Pull each line holding "description" out of the entries below.

:: Data for processing

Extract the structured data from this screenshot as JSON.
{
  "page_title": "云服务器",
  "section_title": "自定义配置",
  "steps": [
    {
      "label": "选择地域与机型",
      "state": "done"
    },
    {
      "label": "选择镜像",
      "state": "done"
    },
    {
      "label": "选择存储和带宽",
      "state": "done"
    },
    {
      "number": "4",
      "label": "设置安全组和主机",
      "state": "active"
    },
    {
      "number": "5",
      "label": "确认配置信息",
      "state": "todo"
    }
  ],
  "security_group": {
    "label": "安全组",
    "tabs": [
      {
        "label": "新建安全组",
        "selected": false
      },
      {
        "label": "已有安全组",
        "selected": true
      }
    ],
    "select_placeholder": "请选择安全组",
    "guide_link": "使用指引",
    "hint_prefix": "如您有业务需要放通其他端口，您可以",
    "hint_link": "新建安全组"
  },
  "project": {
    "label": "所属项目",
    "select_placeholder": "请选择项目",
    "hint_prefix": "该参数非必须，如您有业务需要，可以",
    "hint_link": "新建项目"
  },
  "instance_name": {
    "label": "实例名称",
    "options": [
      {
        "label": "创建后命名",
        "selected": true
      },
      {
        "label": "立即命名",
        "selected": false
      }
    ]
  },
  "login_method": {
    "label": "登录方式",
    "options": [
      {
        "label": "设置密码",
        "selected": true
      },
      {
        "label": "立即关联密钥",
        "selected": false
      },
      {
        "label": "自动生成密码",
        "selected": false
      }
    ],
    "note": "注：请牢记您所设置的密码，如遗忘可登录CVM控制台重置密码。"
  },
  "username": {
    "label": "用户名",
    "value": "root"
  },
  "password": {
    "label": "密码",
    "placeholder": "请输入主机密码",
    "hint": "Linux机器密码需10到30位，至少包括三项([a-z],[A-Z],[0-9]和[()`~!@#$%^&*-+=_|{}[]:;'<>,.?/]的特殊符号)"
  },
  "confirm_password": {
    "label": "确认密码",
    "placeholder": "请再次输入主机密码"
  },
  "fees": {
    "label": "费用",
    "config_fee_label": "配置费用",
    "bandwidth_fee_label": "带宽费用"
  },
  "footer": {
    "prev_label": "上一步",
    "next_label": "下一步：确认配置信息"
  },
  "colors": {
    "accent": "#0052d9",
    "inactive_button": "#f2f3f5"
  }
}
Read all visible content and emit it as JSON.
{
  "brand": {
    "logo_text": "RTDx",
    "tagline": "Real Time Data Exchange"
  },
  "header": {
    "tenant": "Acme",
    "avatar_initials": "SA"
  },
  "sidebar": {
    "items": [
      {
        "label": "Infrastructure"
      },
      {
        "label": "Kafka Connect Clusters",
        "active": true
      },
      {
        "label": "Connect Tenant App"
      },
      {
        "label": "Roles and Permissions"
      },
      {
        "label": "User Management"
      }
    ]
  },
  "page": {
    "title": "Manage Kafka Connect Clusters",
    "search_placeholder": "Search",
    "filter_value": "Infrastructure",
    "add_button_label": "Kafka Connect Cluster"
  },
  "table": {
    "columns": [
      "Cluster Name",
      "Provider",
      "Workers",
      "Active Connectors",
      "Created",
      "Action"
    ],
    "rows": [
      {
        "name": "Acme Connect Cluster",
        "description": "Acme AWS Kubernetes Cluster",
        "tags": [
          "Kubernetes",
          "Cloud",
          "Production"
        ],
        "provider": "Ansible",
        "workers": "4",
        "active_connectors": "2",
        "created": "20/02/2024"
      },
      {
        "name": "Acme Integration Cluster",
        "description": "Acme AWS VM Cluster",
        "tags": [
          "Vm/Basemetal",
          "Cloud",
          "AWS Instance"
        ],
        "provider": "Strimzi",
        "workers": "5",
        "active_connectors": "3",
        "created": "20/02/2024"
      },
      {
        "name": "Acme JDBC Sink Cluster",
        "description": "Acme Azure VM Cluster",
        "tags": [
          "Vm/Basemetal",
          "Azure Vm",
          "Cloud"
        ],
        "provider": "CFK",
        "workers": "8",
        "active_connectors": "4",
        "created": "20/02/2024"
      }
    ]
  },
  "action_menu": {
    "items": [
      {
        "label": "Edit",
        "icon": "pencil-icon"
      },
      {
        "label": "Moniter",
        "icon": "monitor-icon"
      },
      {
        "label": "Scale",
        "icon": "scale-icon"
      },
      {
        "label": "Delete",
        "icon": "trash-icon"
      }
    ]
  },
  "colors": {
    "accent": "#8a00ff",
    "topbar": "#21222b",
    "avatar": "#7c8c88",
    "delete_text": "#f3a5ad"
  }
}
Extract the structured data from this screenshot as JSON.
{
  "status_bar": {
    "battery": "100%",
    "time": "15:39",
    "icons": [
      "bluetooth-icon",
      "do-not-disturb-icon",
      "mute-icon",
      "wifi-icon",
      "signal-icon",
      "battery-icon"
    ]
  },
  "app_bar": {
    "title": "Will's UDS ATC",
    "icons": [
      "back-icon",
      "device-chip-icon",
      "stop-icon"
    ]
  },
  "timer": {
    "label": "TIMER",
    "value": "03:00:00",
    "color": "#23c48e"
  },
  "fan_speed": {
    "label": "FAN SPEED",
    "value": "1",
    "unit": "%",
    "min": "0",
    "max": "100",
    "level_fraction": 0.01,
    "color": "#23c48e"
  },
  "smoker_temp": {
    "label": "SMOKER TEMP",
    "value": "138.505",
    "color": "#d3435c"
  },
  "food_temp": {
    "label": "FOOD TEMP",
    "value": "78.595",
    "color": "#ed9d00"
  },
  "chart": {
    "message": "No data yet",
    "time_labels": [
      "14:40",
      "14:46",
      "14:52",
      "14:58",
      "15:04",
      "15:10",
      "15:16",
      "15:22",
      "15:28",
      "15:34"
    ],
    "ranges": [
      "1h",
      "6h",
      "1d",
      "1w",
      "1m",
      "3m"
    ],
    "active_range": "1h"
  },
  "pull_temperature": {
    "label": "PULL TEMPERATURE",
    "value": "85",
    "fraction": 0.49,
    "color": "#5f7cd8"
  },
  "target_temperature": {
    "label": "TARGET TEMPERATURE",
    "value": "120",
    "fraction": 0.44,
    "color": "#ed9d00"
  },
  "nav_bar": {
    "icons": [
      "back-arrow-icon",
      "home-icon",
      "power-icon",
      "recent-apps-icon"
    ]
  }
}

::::

» Solution:
        "description": "Acme AWS Kubernetes Cluster",
        "description": "Acme AWS VM Cluster",
        "description": "Acme Azure VM Cluster",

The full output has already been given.